# [Description of the task]
Please reproduce the data exactly, excluding any pictures it contains.
*** Opening Records shown ***
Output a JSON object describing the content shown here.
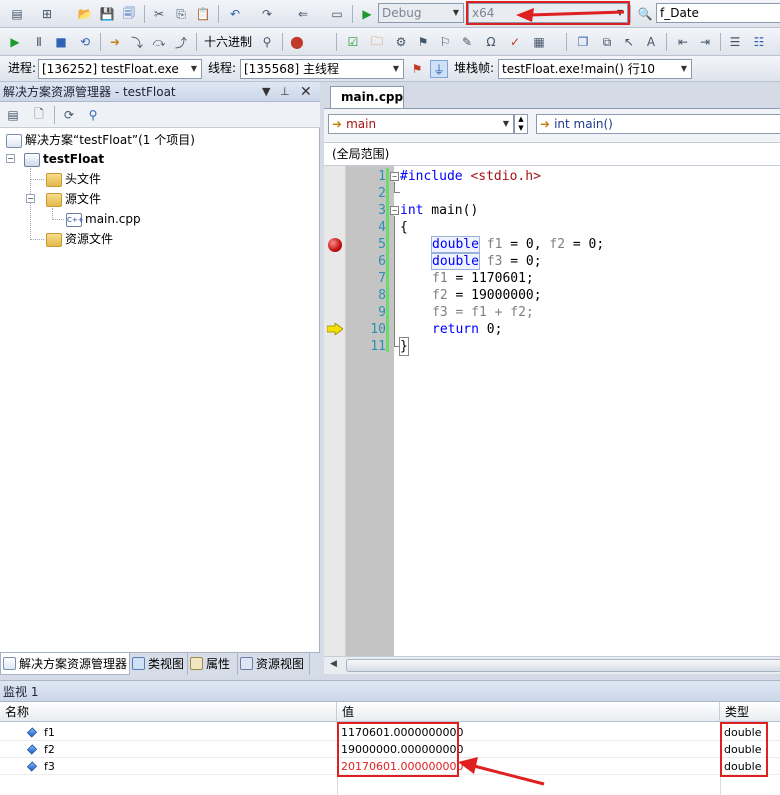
{
  "toolbar1": {
    "config_value": "Debug",
    "platform_value": "x64",
    "find_value": "f_Date"
  },
  "toolbar2": {
    "hex_label": "十六进制"
  },
  "toolbar3": {
    "process_label": "进程:",
    "process_value": "[136252] testFloat.exe",
    "thread_label": "线程:",
    "thread_value": "[135568] 主线程",
    "stackframe_label": "堆栈帧:",
    "stackframe_value": "testFloat.exe!main()  行10"
  },
  "solution_explorer": {
    "title": "解决方案资源管理器 - testFloat",
    "solution_label": "解决方案“testFloat”(1 个项目)",
    "project_label": "testFloat",
    "folders": {
      "headers": "头文件",
      "sources": "源文件",
      "source_file": "main.cpp",
      "resources": "资源文件"
    },
    "tabs": [
      "解决方案资源管理器",
      "类视图",
      "属性",
      "资源视图"
    ]
  },
  "editor": {
    "tab": "main.cpp",
    "nav_left": "main",
    "nav_right": "int main()",
    "scope": "(全局范围)",
    "line_numbers": [
      "1",
      "2",
      "3",
      "4",
      "5",
      "6",
      "7",
      "8",
      "9",
      "10",
      "11"
    ],
    "lines": {
      "l1_directive": "#include",
      "l1_header": " <stdio.h>",
      "l3_kw": "int",
      "l3_rest": " main()",
      "l4": "{",
      "l5_kw": "double",
      "l5_a": " f1",
      "l5_b": " = 0, ",
      "l5_c": "f2",
      "l5_d": " = 0;",
      "l6_kw": "double",
      "l6_a": " f3",
      "l6_b": " = 0;",
      "l7_a": "f1",
      "l7_b": " = 1170601;",
      "l8_a": "f2",
      "l8_b": " = 19000000;",
      "l9_a": "f3 = f1 + f2;",
      "l10_kw": "return",
      "l10_b": " 0;",
      "l11": "}"
    },
    "fold_minus": "−"
  },
  "watch": {
    "title": "监视 1",
    "columns": {
      "name": "名称",
      "value": "值",
      "type": "类型"
    },
    "rows": [
      {
        "name": "f1",
        "value": "1170601.0000000000",
        "type": "double"
      },
      {
        "name": "f2",
        "value": "19000000.000000000",
        "type": "double"
      },
      {
        "name": "f3",
        "value": "20170601.000000000",
        "type": "double"
      }
    ]
  },
  "colors": {
    "annotation_red": "#e02020",
    "changed_value_red": "#e02020",
    "keyword_blue": "#0000ff"
  }
}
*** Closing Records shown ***
# [Exercise output]
Output a JSON object describing the content shown here.
{
  "toolbar1": {
    "config_value": "Debug",
    "platform_value": "x64",
    "find_value": "f_Date"
  },
  "toolbar2": {
    "hex_label": "十六进制"
  },
  "toolbar3": {
    "process_label": "进程:",
    "process_value": "[136252] testFloat.exe",
    "thread_label": "线程:",
    "thread_value": "[135568] 主线程",
    "stackframe_label": "堆栈帧:",
    "stackframe_value": "testFloat.exe!main()  行10"
  },
  "solution_explorer": {
    "title": "解决方案资源管理器 - testFloat",
    "solution_label": "解决方案“testFloat”(1 个项目)",
    "project_label": "testFloat",
    "folders": {
      "headers": "头文件",
      "sources": "源文件",
      "source_file": "main.cpp",
      "resources": "资源文件"
    },
    "tabs": [
      "解决方案资源管理器",
      "类视图",
      "属性",
      "资源视图"
    ]
  },
  "editor": {
    "tab": "main.cpp",
    "nav_left": "main",
    "nav_right": "int main()",
    "scope": "(全局范围)",
    "line_numbers": [
      "1",
      "2",
      "3",
      "4",
      "5",
      "6",
      "7",
      "8",
      "9",
      "10",
      "11"
    ],
    "lines": {
      "l1_directive": "#include",
      "l1_header": " <stdio.h>",
      "l3_kw": "int",
      "l3_rest": " main()",
      "l4": "{",
      "l5_kw": "double",
      "l5_a": " f1",
      "l5_b": " = 0, ",
      "l5_c": "f2",
      "l5_d": " = 0;",
      "l6_kw": "double",
      "l6_a": " f3",
      "l6_b": " = 0;",
      "l7_a": "f1",
      "l7_b": " = 1170601;",
      "l8_a": "f2",
      "l8_b": " = 19000000;",
      "l9_a": "f3 = f1 + f2;",
      "l10_kw": "return",
      "l10_b": " 0;",
      "l11": "}"
    },
    "fold_minus": "−"
  },
  "watch": {
    "title": "监视 1",
    "columns": {
      "name": "名称",
      "value": "值",
      "type": "类型"
    },
    "rows": [
      {
        "name": "f1",
        "value": "1170601.0000000000",
        "type": "double"
      },
      {
        "name": "f2",
        "value": "19000000.000000000",
        "type": "double"
      },
      {
        "name": "f3",
        "value": "20170601.000000000",
        "type": "double"
      }
    ]
  },
  "colors": {
    "annotation_red": "#e02020",
    "changed_value_red": "#e02020",
    "keyword_blue": "#0000ff"
  }
}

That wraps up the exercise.